As any unknown poet will tell you, modern poetry is a nepotistic arena in which success is entirely dependent upon who you know. There is no “supply meets demand” dynamic such as exists with music and art, where middlemen are perpetually scurrying around in order to satisfy the appetites of an ever-increasing audience hungry for whatever’s thrown at them. Because there isn’t much of an audience, it follows that there is no universally recognized criterion of quality, so it’s easy to perpetuate a closed-world incestuousness determined by critical and academic preciosity. Modern poetry, like modern art, is often prized according to its obscurity (to produce work that is direct and accessible is to render it inaccessible to critics: it leaves them with nothing to do and could put them out of business if allowed to flourish), and innocent readers sometimes wonder why it needs to be interpreted rather than experienced.

I, too, dislike it: Reading it, however, with a perfect contempt for it, one discovers in it, after all, a place for the genuine.
—Marianne Moore

The musing silence is occasionally broken by a book cart wheeling along the floor or the tapping of footsteps as a librarian walks by, smiling graciously at the visitors. On a neighboring sofa, a woman with dark, soulful eyes smiles mysteriously to herself. I try to read the title of the book that has provoked such a seductive reaction but it’s concealed by the back of her luminously-veined hand.

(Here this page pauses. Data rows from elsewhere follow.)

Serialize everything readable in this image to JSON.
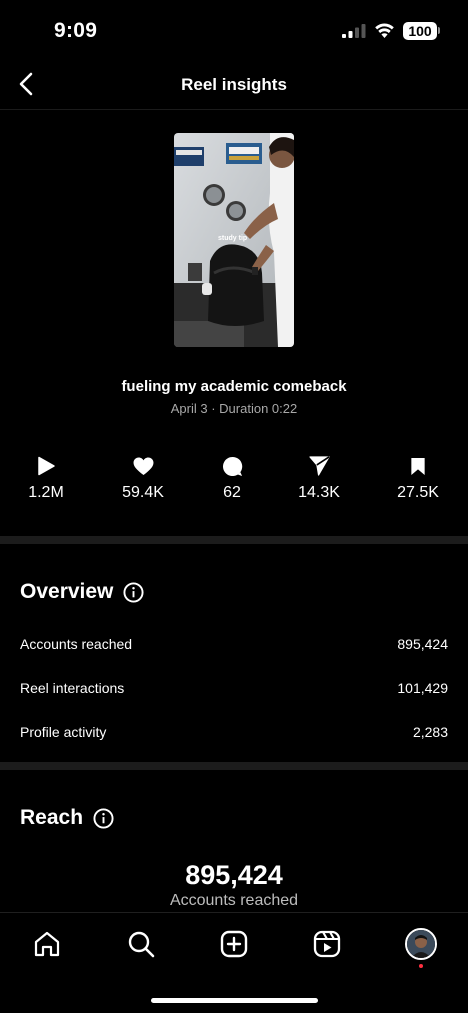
{
  "status_bar": {
    "time": "9:09",
    "battery": "100"
  },
  "header": {
    "title": "Reel insights"
  },
  "reel": {
    "thumbnail_caption": "study tip",
    "title": "fueling my academic comeback",
    "meta": "April 3 · Duration 0:22"
  },
  "stats": [
    {
      "icon": "play-icon",
      "value": "1.2M"
    },
    {
      "icon": "heart-icon",
      "value": "59.4K"
    },
    {
      "icon": "comment-icon",
      "value": "62"
    },
    {
      "icon": "share-icon",
      "value": "14.3K"
    },
    {
      "icon": "bookmark-icon",
      "value": "27.5K"
    }
  ],
  "overview": {
    "title": "Overview",
    "rows": [
      {
        "label": "Accounts reached",
        "value": "895,424"
      },
      {
        "label": "Reel interactions",
        "value": "101,429"
      },
      {
        "label": "Profile activity",
        "value": "2,283"
      }
    ]
  },
  "reach": {
    "title": "Reach",
    "value": "895,424",
    "label": "Accounts reached"
  },
  "tabs": [
    "home-icon",
    "search-icon",
    "create-icon",
    "reels-icon",
    "profile-avatar"
  ]
}
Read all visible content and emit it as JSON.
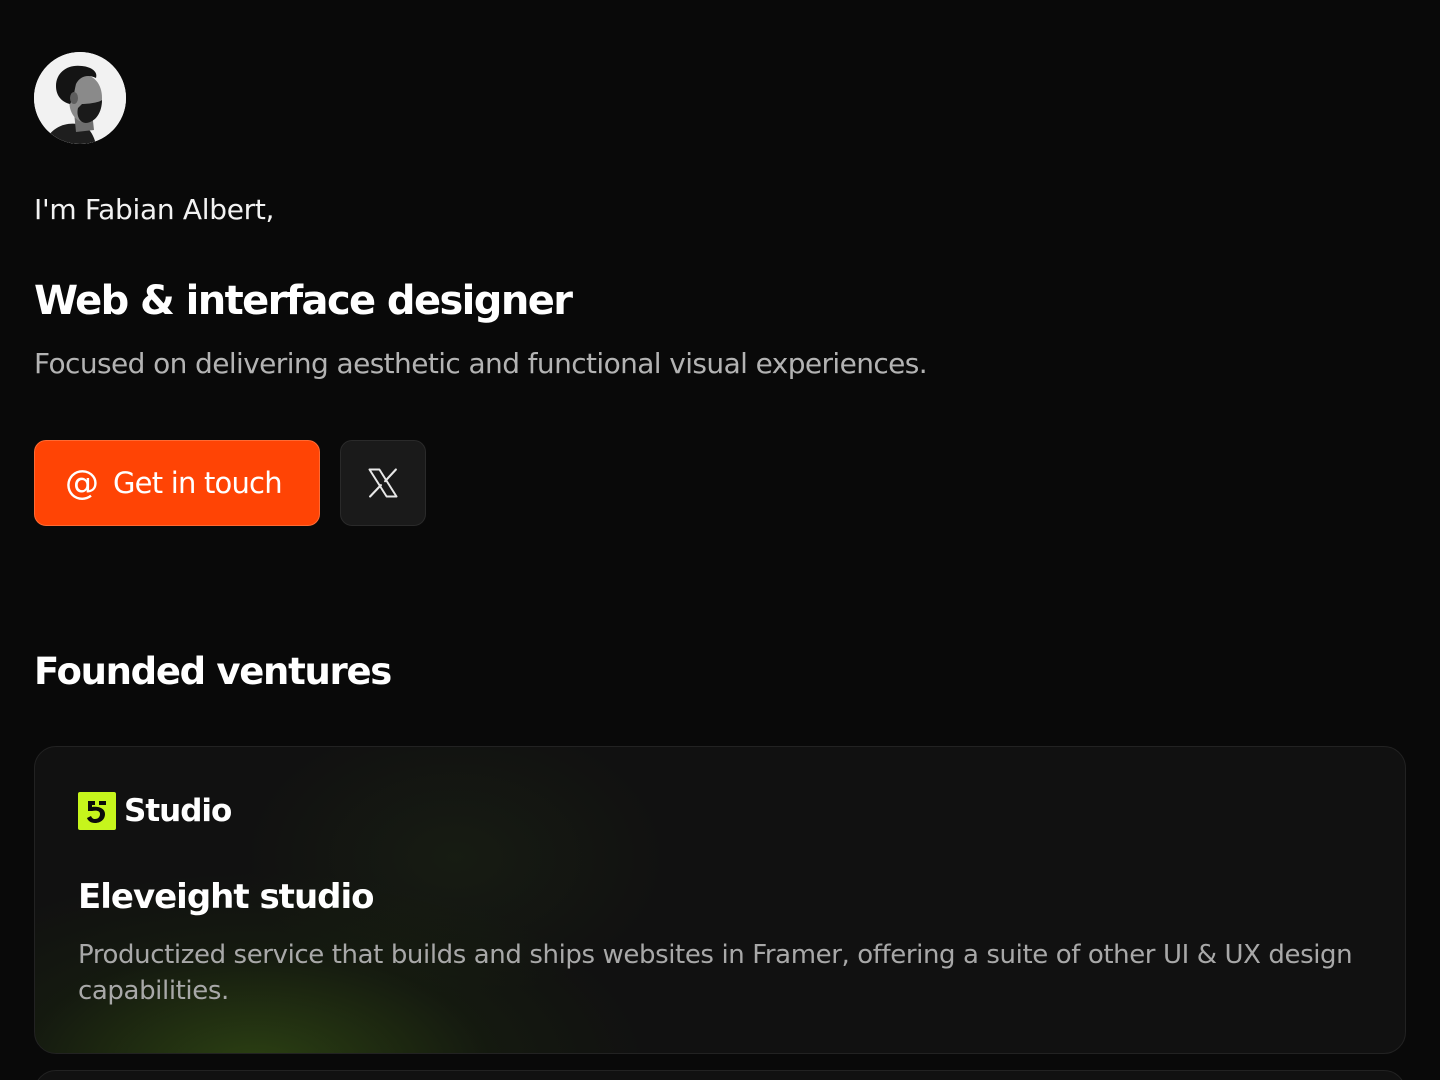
{
  "profile": {
    "avatar_icon": "avatar-portrait",
    "intro": "I'm Fabian Albert,",
    "role": "Web & interface designer",
    "tagline": "Focused on delivering aesthetic and functional visual experiences."
  },
  "actions": {
    "contact_icon": "at-sign-icon",
    "contact_glyph": "@",
    "contact_label": "Get in touch",
    "social_icon": "x-logo-icon"
  },
  "ventures": {
    "section_title": "Founded ventures",
    "items": [
      {
        "brand_icon": "eleveight-logo",
        "brand_name": "Studio",
        "title": "Eleveight studio",
        "description": "Productized service that builds and ships websites in Framer, offering a suite of other UI & UX design capabilities."
      }
    ]
  },
  "colors": {
    "background": "#090909",
    "accent": "#ff4405",
    "brand_lime": "#c6f51c"
  }
}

The spines of many of these volumes bespeak sad lives dedicated to a difficult and often masochistic pursuit. An original volume of Frank Stanford’s Crib Death published by Lost Roads and signed by C.D. Wright—with whom Stanford had an affair that precipitated his suicide—has a sacred, haunting quality. As does much of his work: the title of one poem, “Death on a Cool Evening,” is richly resonant in light of his chosen end.

Further along, the fecundity of the Ts is noticeable—more tragic poets—in particular, the Thomases: Dylan, Edward and R.S. Then there’s Francis Thompson, author of “The Hound of Heaven,” while strangely conspicuous by its absence is James Thomson’s “City of Dreadful Night.” Presumably it hasn’t been donated yet.

Poetry is language. And nowadays language isn’t greatly valued as a form of communication. In which respect the Poets House is a last redoubt, closed off from the city’s tumult: a place where the old verities are upheld, where poetry feels important and words can breathe.

Language is free. Take generously.


Poets House, 10 River Terrace, New York, NY 10282, 212.431.7920, ext. 2818,

Perusing the library, Photo Courtesy of Mark Woods.